The fact that the movie began production (in Bucks County, Pennsylvania, just outside Philadelphia) two days after 9-11 makes this uncertainty especially resonant. And its significance seems compounded again by the fact that such uncertainty is essentially represented as television (one home video of an alien resembles the famously scritchy “Bigfoot” tape, as if they’re watching some When Aliens Attack reality show). At the same time, Signs includes other familiar images, from movies, particularly those in which characters are trapped and isolated (most obviously, The Birds, Night of the Living Dead, Invasion of the Body Snatchers, even Panic Room). Graham, Merrill, and the kids are forced into the dark basement, where they struggle to keep the door closed; creatures pound against the farmhouse; Morgan has an asthma attack and they’ve (oddly and conveniently) left behind his inhaler, which necessitates their getting out as soon as possible, etc.

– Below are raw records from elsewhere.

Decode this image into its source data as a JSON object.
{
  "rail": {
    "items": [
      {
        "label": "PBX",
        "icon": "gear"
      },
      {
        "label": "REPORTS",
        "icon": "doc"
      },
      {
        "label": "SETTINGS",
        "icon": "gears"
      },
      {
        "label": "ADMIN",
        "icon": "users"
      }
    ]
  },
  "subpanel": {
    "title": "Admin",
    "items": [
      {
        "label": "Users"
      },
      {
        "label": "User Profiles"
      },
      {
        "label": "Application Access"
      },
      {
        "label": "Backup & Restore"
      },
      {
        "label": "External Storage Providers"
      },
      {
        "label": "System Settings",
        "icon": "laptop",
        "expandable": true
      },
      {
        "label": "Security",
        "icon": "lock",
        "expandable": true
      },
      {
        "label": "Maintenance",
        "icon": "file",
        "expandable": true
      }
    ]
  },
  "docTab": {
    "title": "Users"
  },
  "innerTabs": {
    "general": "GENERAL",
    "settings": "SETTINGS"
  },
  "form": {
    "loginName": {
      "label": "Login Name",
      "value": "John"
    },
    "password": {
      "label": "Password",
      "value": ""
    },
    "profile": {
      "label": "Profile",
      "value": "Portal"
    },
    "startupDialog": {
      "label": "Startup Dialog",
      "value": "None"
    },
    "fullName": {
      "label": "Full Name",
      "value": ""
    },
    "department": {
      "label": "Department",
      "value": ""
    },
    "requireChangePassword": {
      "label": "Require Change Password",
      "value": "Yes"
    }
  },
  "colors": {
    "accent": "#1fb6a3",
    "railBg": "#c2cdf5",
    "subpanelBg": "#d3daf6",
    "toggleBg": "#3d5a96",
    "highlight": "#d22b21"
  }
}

In such liftings (call them homages), but even more poignantly, in its more original mutings of character affects and “signs” of what’s happening, Signs offers intelligent commentary on contemporary existence, on the ways you process extraordinary events and desires, but also how you might handle the mundane, the events that shouldn’t upset or surprise you, but do. In its exploration of daily details—conversations between the children, Graham’s efforts to break through his own doubts and fears—the film becomes so quietly mesmerizing that even the melodrama of his struggle over his loss of faith feels subdued.
During one late-night conversation on the sofa, Graham and Merrill start taking measure: who has faith and who believes in luck, which might be more comforting, how their belief structures have been tested, undone or confirmed. It’s a moving moment, with the light of the tv playing on their faces and the children slumbering up against them. Their exchange lays their emotional and moral selves bare, while maintaining a wry comic tone and inviting your identification with them, all without slamming you over the head with An Insight or losing any of its developing tension.
It’s moments like these that make Manoj Night Shyamalan appear to be, as Newsweek calls him, “the next Spielberg,” that is, a filmmaker who understands and deftly manipulates sentimentality, is fascinated by the “American family,” and how works well with kids. He might become a blockbuster director, but let’s hope not. All his films so far are at once ambitious and flawed—The Sixth Sense is too enamored of its trick, Unbreakable too schematic (though this film, of all of them, is easily the most profound in its focus, adding race and morality to the “American family” mix), and now, Signs, as accomplished as it is for so long, collapses at the end, when it reveals, literalizes, and defeats its monsters (to be fair, the defeat takes place off screen, as another cryptic report on tv). With this turn, the film abandons its delicate ambiguities, its focus on everyday things, to deliver a resolution whose structure can only look contrived and reductive.